My own writing and reading has slowed a bit as we move to the end of 2008. The holidays have seen me sinking into movies primarily. Nothing of stunning note, though I did enjoy watching the classic, Casablanca, again. My guess is, however, that my own thoughts would not add anything new to the libraries of critical assessments regarding that great story of Rick and Ilsa and the madness in Morocco.… |To be Continued “Again With the Yevgeny”
There is this furnace of the pounding,
and then there is this and more
and delicately the surrounding
of white flakes.
There is a brush-up in the waiting
where the birds paly greyed
in slanting pike charge, and lately
the crinkles clasp.
And then there is more, much more
than this, like heaps by the forest
meant to be lumbered o’er, hungered
as if a straight.
And as if the likelihoods of streams
relenting this, that and everywhere,
there is snow and its channels, its lockets,
its tricks and its light.
There is this measurement a-galing
of whole world and its wrongs
and right, swollen in the swales of snow
their very burden
tight and soundly bound, safely
and copiously unfoiled in polters
and in touchturns, the spilled
bathing bright cuff.… |To be Continued “Robert Mueller: In the Shadow of Yevgeny”
Reading Evgeny Zamyatin’s A Godforsaken Hole (Na kulichkakh, 1914), what is the novel like?
First of all, it is very funny. And familiar. And yet the strange thing is that those other novels and texts that it can remind you of would seem to come after; and it would not be any particular writer or book, but merely the feeling of its being so familiar.

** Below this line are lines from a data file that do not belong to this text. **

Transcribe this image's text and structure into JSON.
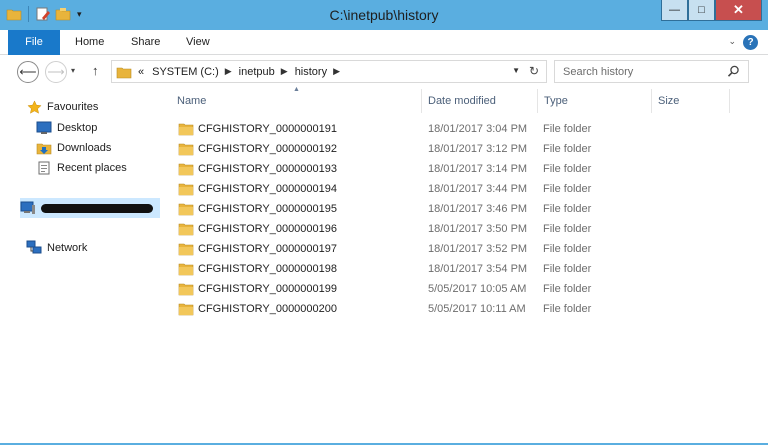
{
  "window": {
    "title": "C:\\inetpub\\history",
    "minimize": "—",
    "maximize": "□",
    "close": "✕"
  },
  "ribbon": {
    "tabs": [
      "File",
      "Home",
      "Share",
      "View"
    ],
    "help": "?"
  },
  "nav": {
    "back": "⟵",
    "forward": "⟶",
    "recent": "▾",
    "up": "↑"
  },
  "address": {
    "overflow": "«",
    "crumbs": [
      "SYSTEM (C:)",
      "inetpub",
      "history"
    ]
  },
  "search": {
    "placeholder": "Search history"
  },
  "navpane": {
    "favourites": "Favourites",
    "items": [
      "Desktop",
      "Downloads",
      "Recent places"
    ],
    "network": "Network"
  },
  "columns": {
    "name": "Name",
    "date": "Date modified",
    "type": "Type",
    "size": "Size"
  },
  "files": [
    {
      "name": "CFGHISTORY_0000000191",
      "date": "18/01/2017 3:04 PM",
      "type": "File folder"
    },
    {
      "name": "CFGHISTORY_0000000192",
      "date": "18/01/2017 3:12 PM",
      "type": "File folder"
    },
    {
      "name": "CFGHISTORY_0000000193",
      "date": "18/01/2017 3:14 PM",
      "type": "File folder"
    },
    {
      "name": "CFGHISTORY_0000000194",
      "date": "18/01/2017 3:44 PM",
      "type": "File folder"
    },
    {
      "name": "CFGHISTORY_0000000195",
      "date": "18/01/2017 3:46 PM",
      "type": "File folder"
    },
    {
      "name": "CFGHISTORY_0000000196",
      "date": "18/01/2017 3:50 PM",
      "type": "File folder"
    },
    {
      "name": "CFGHISTORY_0000000197",
      "date": "18/01/2017 3:52 PM",
      "type": "File folder"
    },
    {
      "name": "CFGHISTORY_0000000198",
      "date": "18/01/2017 3:54 PM",
      "type": "File folder"
    },
    {
      "name": "CFGHISTORY_0000000199",
      "date": "5/05/2017 10:05 AM",
      "type": "File folder"
    },
    {
      "name": "CFGHISTORY_0000000200",
      "date": "5/05/2017 10:11 AM",
      "type": "File folder"
    }
  ],
  "colors": {
    "titlebar": "#5aaee0",
    "file_tab": "#1979ca",
    "selection": "#cce8ff",
    "folder": "#e8b43c",
    "close_button": "#c74f4f"
  }
}
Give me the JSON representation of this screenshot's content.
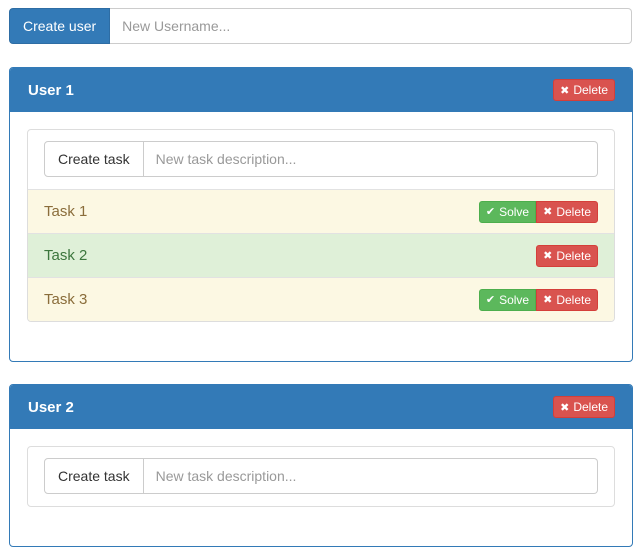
{
  "create_user": {
    "button_label": "Create user",
    "placeholder": "New Username..."
  },
  "users": [
    {
      "title": "User 1",
      "delete_label": "Delete",
      "create_task_label": "Create task",
      "task_placeholder": "New task description...",
      "tasks": [
        {
          "name": "Task 1",
          "status": "open",
          "solve_label": "Solve",
          "delete_label": "Delete"
        },
        {
          "name": "Task 2",
          "status": "solved",
          "delete_label": "Delete"
        },
        {
          "name": "Task 3",
          "status": "open",
          "solve_label": "Solve",
          "delete_label": "Delete"
        }
      ]
    },
    {
      "title": "User 2",
      "delete_label": "Delete",
      "create_task_label": "Create task",
      "task_placeholder": "New task description...",
      "tasks": []
    }
  ],
  "icons": {
    "delete": "times-icon",
    "solve": "check-icon"
  },
  "colors": {
    "primary": "#337ab7",
    "danger": "#d9534f",
    "success": "#5cb85c",
    "warning_row": "#fcf8e3",
    "success_row": "#dff0d8"
  }
}
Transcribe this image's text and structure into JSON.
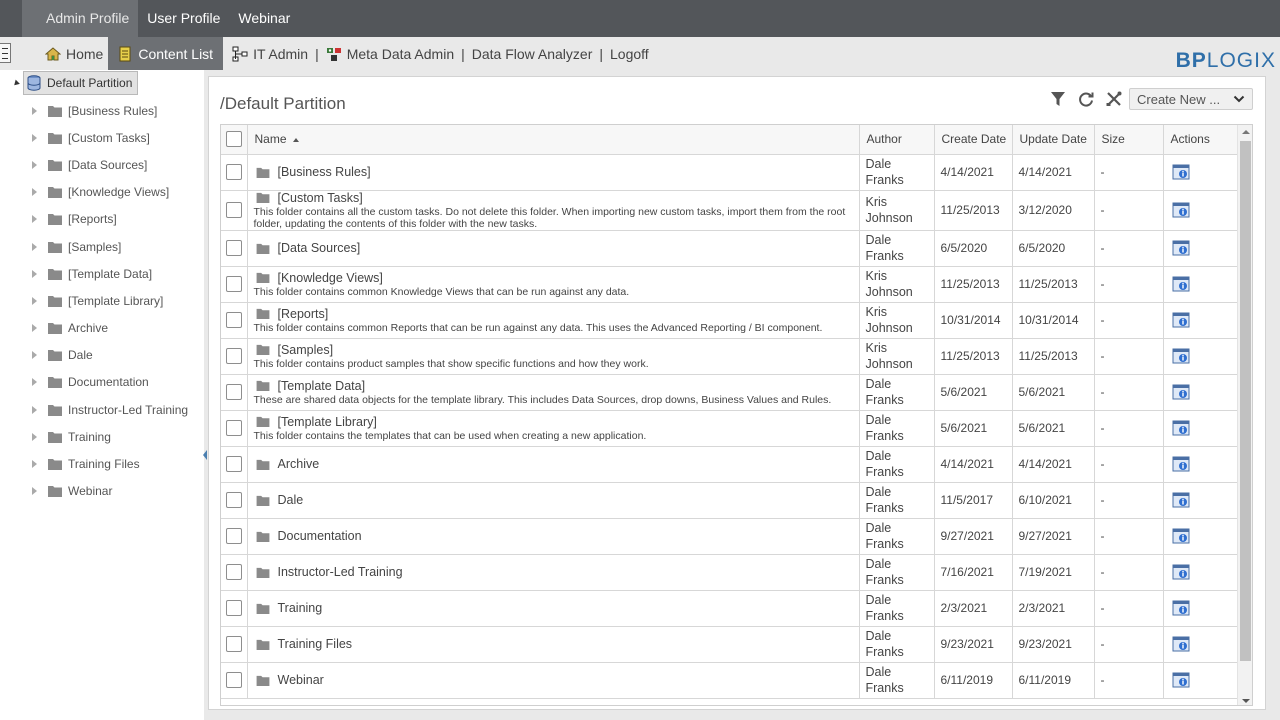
{
  "top_tabs": [
    "Admin Profile",
    "User Profile",
    "Webinar"
  ],
  "nav": {
    "home": "Home",
    "content_list": "Content List",
    "it_admin": "IT Admin",
    "meta_data_admin": "Meta Data Admin",
    "data_flow_analyzer": "Data Flow Analyzer",
    "logoff": "Logoff",
    "separator": "|"
  },
  "logo": {
    "part1": "BP",
    "part2": "LOGIX"
  },
  "tree": {
    "root": "Default Partition",
    "items": [
      "[Business Rules]",
      "[Custom Tasks]",
      "[Data Sources]",
      "[Knowledge Views]",
      "[Reports]",
      "[Samples]",
      "[Template Data]",
      "[Template Library]",
      "Archive",
      "Dale",
      "Documentation",
      "Instructor-Led Training",
      "Training",
      "Training Files",
      "Webinar"
    ]
  },
  "content": {
    "title": "/Default Partition",
    "create_new": "Create New ...",
    "columns": {
      "name": "Name",
      "author": "Author",
      "create_date": "Create Date",
      "update_date": "Update Date",
      "size": "Size",
      "actions": "Actions"
    },
    "rows": [
      {
        "name": "[Business Rules]",
        "desc": "",
        "author_first": "Dale",
        "author_last": "Franks",
        "created": "4/14/2021",
        "updated": "4/14/2021",
        "size": "-"
      },
      {
        "name": "[Custom Tasks]",
        "desc": "This folder contains all the custom tasks. Do not delete this folder. When importing new custom tasks, import them from the root folder, updating the contents of this folder with the new tasks.",
        "author_first": "Kris",
        "author_last": "Johnson",
        "created": "11/25/2013",
        "updated": "3/12/2020",
        "size": "-"
      },
      {
        "name": "[Data Sources]",
        "desc": "",
        "author_first": "Dale",
        "author_last": "Franks",
        "created": "6/5/2020",
        "updated": "6/5/2020",
        "size": "-"
      },
      {
        "name": "[Knowledge Views]",
        "desc": "This folder contains common Knowledge Views that can be run against any data.",
        "author_first": "Kris",
        "author_last": "Johnson",
        "created": "11/25/2013",
        "updated": "11/25/2013",
        "size": "-"
      },
      {
        "name": "[Reports]",
        "desc": "This folder contains common Reports that can be run against any data. This uses the Advanced Reporting / BI component.",
        "author_first": "Kris",
        "author_last": "Johnson",
        "created": "10/31/2014",
        "updated": "10/31/2014",
        "size": "-"
      },
      {
        "name": "[Samples]",
        "desc": "This folder contains product samples that show specific functions and how they work.",
        "author_first": "Kris",
        "author_last": "Johnson",
        "created": "11/25/2013",
        "updated": "11/25/2013",
        "size": "-"
      },
      {
        "name": "[Template Data]",
        "desc": "These are shared data objects for the template library. This includes Data Sources, drop downs, Business Values and Rules.",
        "author_first": "Dale",
        "author_last": "Franks",
        "created": "5/6/2021",
        "updated": "5/6/2021",
        "size": "-"
      },
      {
        "name": "[Template Library]",
        "desc": "This folder contains the templates that can be used when creating a new application.",
        "author_first": "Dale",
        "author_last": "Franks",
        "created": "5/6/2021",
        "updated": "5/6/2021",
        "size": "-"
      },
      {
        "name": "Archive",
        "desc": "",
        "author_first": "Dale",
        "author_last": "Franks",
        "created": "4/14/2021",
        "updated": "4/14/2021",
        "size": "-"
      },
      {
        "name": "Dale",
        "desc": "",
        "author_first": "Dale",
        "author_last": "Franks",
        "created": "11/5/2017",
        "updated": "6/10/2021",
        "size": "-"
      },
      {
        "name": "Documentation",
        "desc": "",
        "author_first": "Dale",
        "author_last": "Franks",
        "created": "9/27/2021",
        "updated": "9/27/2021",
        "size": "-"
      },
      {
        "name": "Instructor-Led Training",
        "desc": "",
        "author_first": "Dale",
        "author_last": "Franks",
        "created": "7/16/2021",
        "updated": "7/19/2021",
        "size": "-"
      },
      {
        "name": "Training",
        "desc": "",
        "author_first": "Dale",
        "author_last": "Franks",
        "created": "2/3/2021",
        "updated": "2/3/2021",
        "size": "-"
      },
      {
        "name": "Training Files",
        "desc": "",
        "author_first": "Dale",
        "author_last": "Franks",
        "created": "9/23/2021",
        "updated": "9/23/2021",
        "size": "-"
      },
      {
        "name": "Webinar",
        "desc": "",
        "author_first": "Dale",
        "author_last": "Franks",
        "created": "6/11/2019",
        "updated": "6/11/2019",
        "size": "-"
      }
    ]
  },
  "icons": {
    "folder": "folder-icon",
    "actions": "properties-icon",
    "filter": "filter-icon",
    "refresh": "refresh-icon",
    "tools": "tools-icon"
  },
  "colors": {
    "topbar": "#53565a",
    "active_tab": "#6d7074",
    "logo": "#2f6fa9",
    "folder": "#8a8a8a"
  }
}
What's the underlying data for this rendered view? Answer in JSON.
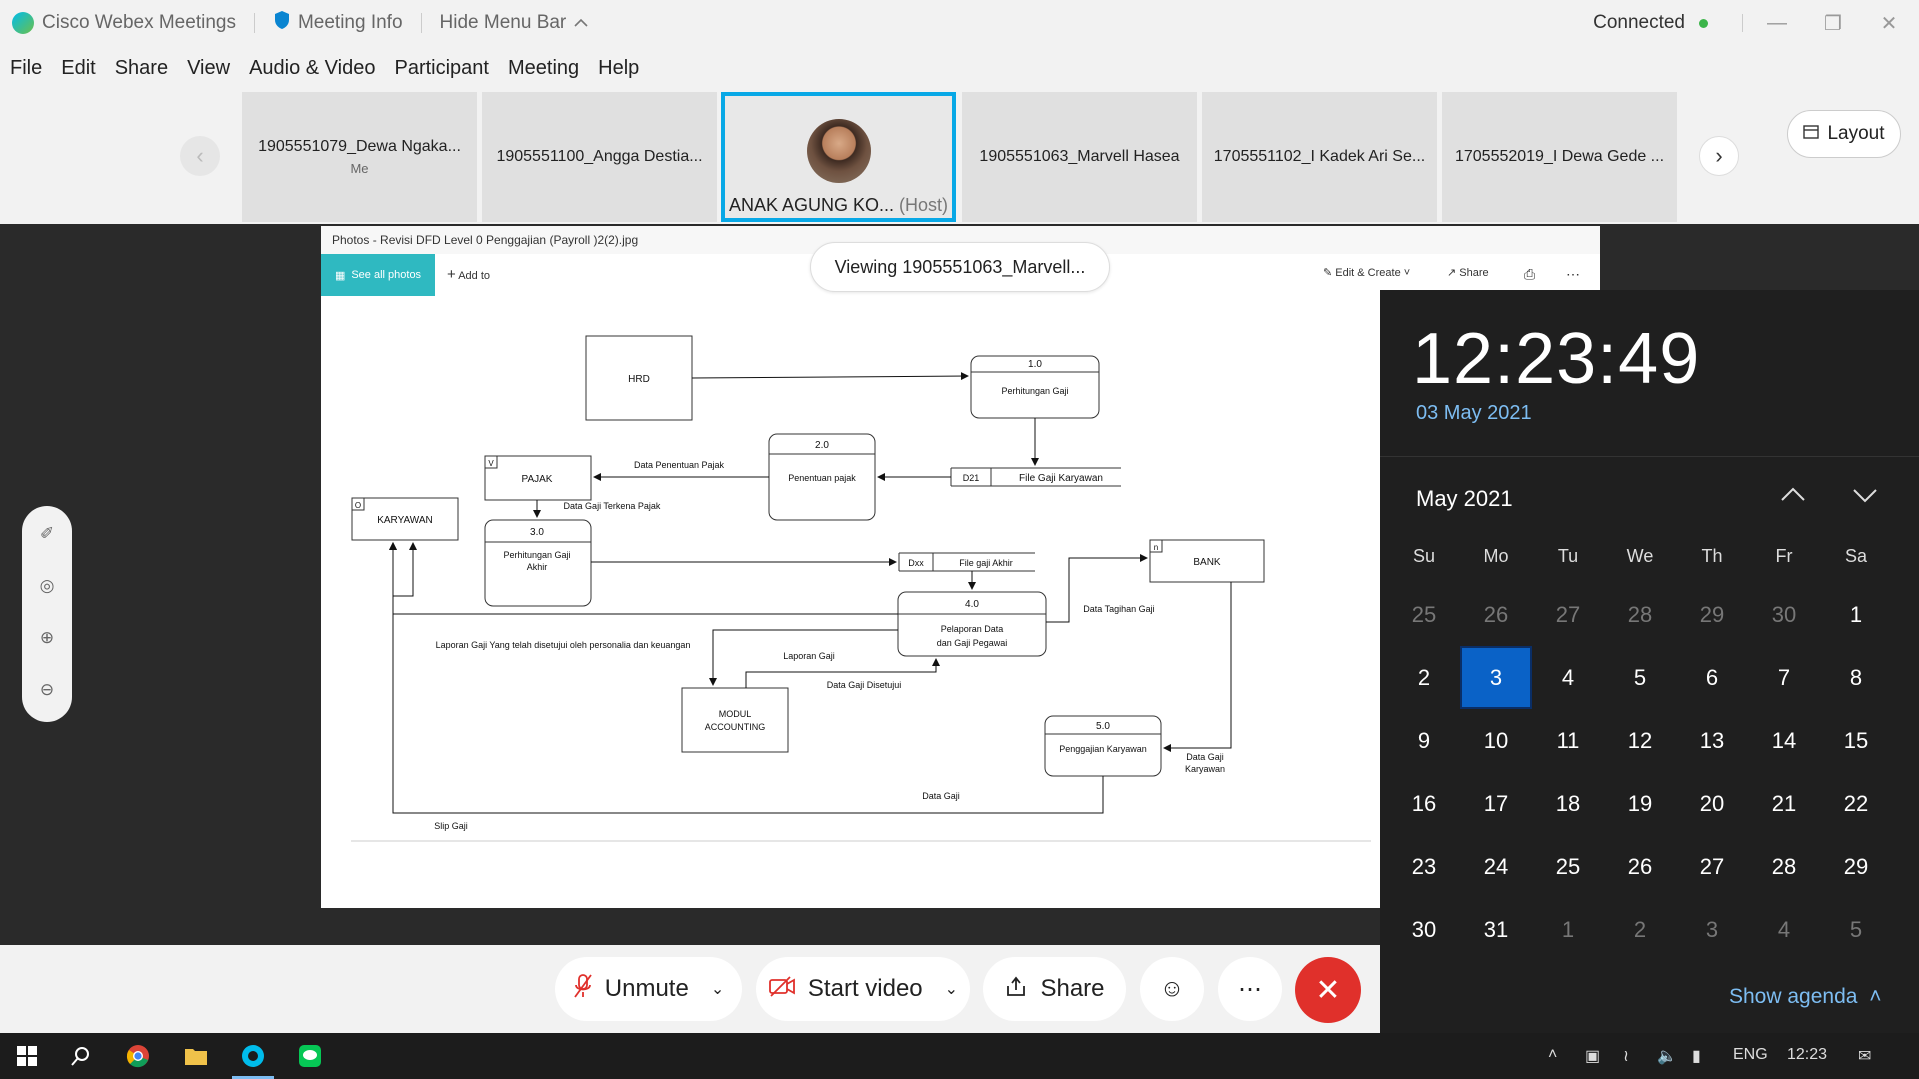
{
  "titlebar": {
    "app_name": "Cisco Webex Meetings",
    "meeting_info": "Meeting Info",
    "hide_menu_bar": "Hide Menu Bar",
    "status": "Connected",
    "status_color": "#3cb54a"
  },
  "menu": [
    "File",
    "Edit",
    "Share",
    "View",
    "Audio & Video",
    "Participant",
    "Meeting",
    "Help"
  ],
  "participants": [
    {
      "name": "1905551079_Dewa Ngaka...",
      "sub": "Me"
    },
    {
      "name": "1905551100_Angga Destia...",
      "sub": ""
    },
    {
      "name": "ANAK AGUNG KO...",
      "sub": "(Host)"
    },
    {
      "name": "1905551063_Marvell Hasea",
      "sub": ""
    },
    {
      "name": "1705551102_I Kadek Ari Se...",
      "sub": ""
    },
    {
      "name": "1705552019_I Dewa Gede ...",
      "sub": ""
    }
  ],
  "layout_label": "Layout",
  "viewing_label": "Viewing 1905551063_Marvell...",
  "photos": {
    "title": "Photos - Revisi DFD Level 0 Penggajian (Payroll )2(2).jpg",
    "see_all": "See all photos",
    "add_to": "Add to",
    "edit_create": "Edit & Create",
    "share": "Share"
  },
  "dfd": {
    "hrd": "HRD",
    "p1_num": "1.0",
    "p1_name": "Perhitungan Gaji",
    "p2_num": "2.0",
    "p2_name": "Penentuan pajak",
    "pajak_tag": "V",
    "pajak": "PAJAK",
    "karyawan_tag": "O",
    "karyawan": "KARYAWAN",
    "p3_num": "3.0",
    "p3_name1": "Perhitungan Gaji",
    "p3_name2": "Akhir",
    "ds_d21_id": "D21",
    "ds_d21": "File Gaji Karyawan",
    "ds_dxx_id": "Dxx",
    "ds_dxx": "File gaji Akhir",
    "p4_num": "4.0",
    "p4_name1": "Pelaporan Data",
    "p4_name2": "dan Gaji Pegawai",
    "bank_tag": "n",
    "bank": "BANK",
    "modul1": "MODUL",
    "modul2": "ACCOUNTING",
    "p5_num": "5.0",
    "p5_name": "Penggajian Karyawan",
    "lbl_penentuan": "Data Penentuan Pajak",
    "lbl_terkena": "Data Gaji Terkena Pajak",
    "lbl_tagihan": "Data Tagihan Gaji",
    "lbl_laporan_long": "Laporan Gaji Yang telah disetujui oleh personalia dan keuangan",
    "lbl_laporan": "Laporan Gaji",
    "lbl_disetujui": "Data Gaji Disetujui",
    "lbl_datagaji_kary1": "Data Gaji",
    "lbl_datagaji_kary2": "Karyawan",
    "lbl_datagaji": "Data Gaji",
    "lbl_slip": "Slip Gaji"
  },
  "controls": {
    "unmute": "Unmute",
    "start_video": "Start video",
    "share": "Share"
  },
  "clock": {
    "time": "12:23:49",
    "date": "03 May 2021",
    "month": "May 2021",
    "dow": [
      "Su",
      "Mo",
      "Tu",
      "We",
      "Th",
      "Fr",
      "Sa"
    ],
    "weeks": [
      [
        "25",
        "26",
        "27",
        "28",
        "29",
        "30",
        "1"
      ],
      [
        "2",
        "3",
        "4",
        "5",
        "6",
        "7",
        "8"
      ],
      [
        "9",
        "10",
        "11",
        "12",
        "13",
        "14",
        "15"
      ],
      [
        "16",
        "17",
        "18",
        "19",
        "20",
        "21",
        "22"
      ],
      [
        "23",
        "24",
        "25",
        "26",
        "27",
        "28",
        "29"
      ],
      [
        "30",
        "31",
        "1",
        "2",
        "3",
        "4",
        "5"
      ]
    ],
    "dim_first_row_count": 6,
    "dim_last_row_from": 2,
    "today": "3",
    "show_agenda": "Show agenda"
  },
  "taskbar": {
    "lang": "ENG",
    "time": "12:23"
  }
}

What is funny about this book? Here we feel in Walker Foard’s translation (Ann Arbor: Ardis, 1988) the full effect of its capricious humor. The magic of caprice does in fact lead to something different, some indication of Zamyatin’s genius and personality. … |To be Continued “Robert Mueller: Zamyatin's Garden”
Zamyatin’s We has generated enormous critical response through the decades. George Orwell reviewed it in 1946, but was limited by the available manuscripts of his day. He read the French version, translated as Nous Autres, and based his comments on that. According to Natasha Randall, the earliest and most reliable manuscript was published in 1952, by Chekhov House. She also mentions in the intro to her translation of We that the Ford Foundation gave indirect support. Ironic, isn’t it?
We is the grandfather of Sci-Fi and perhaps the first dystopian novel. Zamyatin finished it in 1921 and quickly ran afoul of the Soviet authorities. He was always running afoul of the authorities. In this case, it was because he satirized the very same system that would repress any book about that system. Implicit and explicit in the book was the fact that it would be suppressed by its subject.
Set in the distant future, it’s the story of D-503, a mathematician and builder of the Integral, the One State’s first starship. D-503, like all the citizens of the One State, has also been tasked with creating works to fill that starship.… |To be Continued “Zamyatin’s We”